What you are asked to do -
Using the data below, please return every line exactly as given.

------ Input for this task ------

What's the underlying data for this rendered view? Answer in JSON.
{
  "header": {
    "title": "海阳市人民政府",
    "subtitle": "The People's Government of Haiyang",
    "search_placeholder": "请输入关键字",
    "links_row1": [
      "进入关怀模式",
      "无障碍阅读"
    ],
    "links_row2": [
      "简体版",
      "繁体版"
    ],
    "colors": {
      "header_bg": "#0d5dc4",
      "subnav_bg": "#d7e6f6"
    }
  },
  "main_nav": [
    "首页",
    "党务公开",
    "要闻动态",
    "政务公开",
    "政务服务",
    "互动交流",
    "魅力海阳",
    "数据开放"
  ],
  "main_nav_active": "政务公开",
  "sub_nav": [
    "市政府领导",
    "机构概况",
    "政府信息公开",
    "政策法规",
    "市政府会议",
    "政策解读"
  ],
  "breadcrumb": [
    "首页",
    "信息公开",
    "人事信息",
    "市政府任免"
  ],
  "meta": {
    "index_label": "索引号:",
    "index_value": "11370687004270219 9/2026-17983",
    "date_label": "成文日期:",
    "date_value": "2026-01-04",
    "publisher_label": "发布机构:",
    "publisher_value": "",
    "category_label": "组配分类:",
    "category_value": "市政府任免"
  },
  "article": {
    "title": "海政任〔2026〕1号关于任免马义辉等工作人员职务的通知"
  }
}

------

Completed task -
What's the underlying data for this rendered view? Answer in JSON.
{
  "header": {
    "title": "海阳市人民政府",
    "subtitle": "The People's Government of Haiyang",
    "search_placeholder": "请输入关键字",
    "links_row1": [
      "进入关怀模式",
      "无障碍阅读"
    ],
    "links_row2": [
      "简体版",
      "繁体版"
    ],
    "colors": {
      "header_bg": "#0d5dc4",
      "subnav_bg": "#d7e6f6"
    }
  },
  "main_nav": [
    "首页",
    "党务公开",
    "要闻动态",
    "政务公开",
    "政务服务",
    "互动交流",
    "魅力海阳",
    "数据开放"
  ],
  "main_nav_active": "政务公开",
  "sub_nav": [
    "市政府领导",
    "机构概况",
    "政府信息公开",
    "政策法规",
    "市政府会议",
    "政策解读"
  ],
  "breadcrumb": [
    "首页",
    "信息公开",
    "人事信息",
    "市政府任免"
  ],
  "meta": {
    "index_label": "索引号:",
    "index_value": "11370687004270219 9/2026-17983",
    "date_label": "成文日期:",
    "date_value": "2026-01-04",
    "publisher_label": "发布机构:",
    "publisher_value": "",
    "category_label": "组配分类:",
    "category_value": "市政府任免"
  },
  "article": {
    "title": "海政任〔2026〕1号关于任免马义辉等工作人员职务的通知"
  }
}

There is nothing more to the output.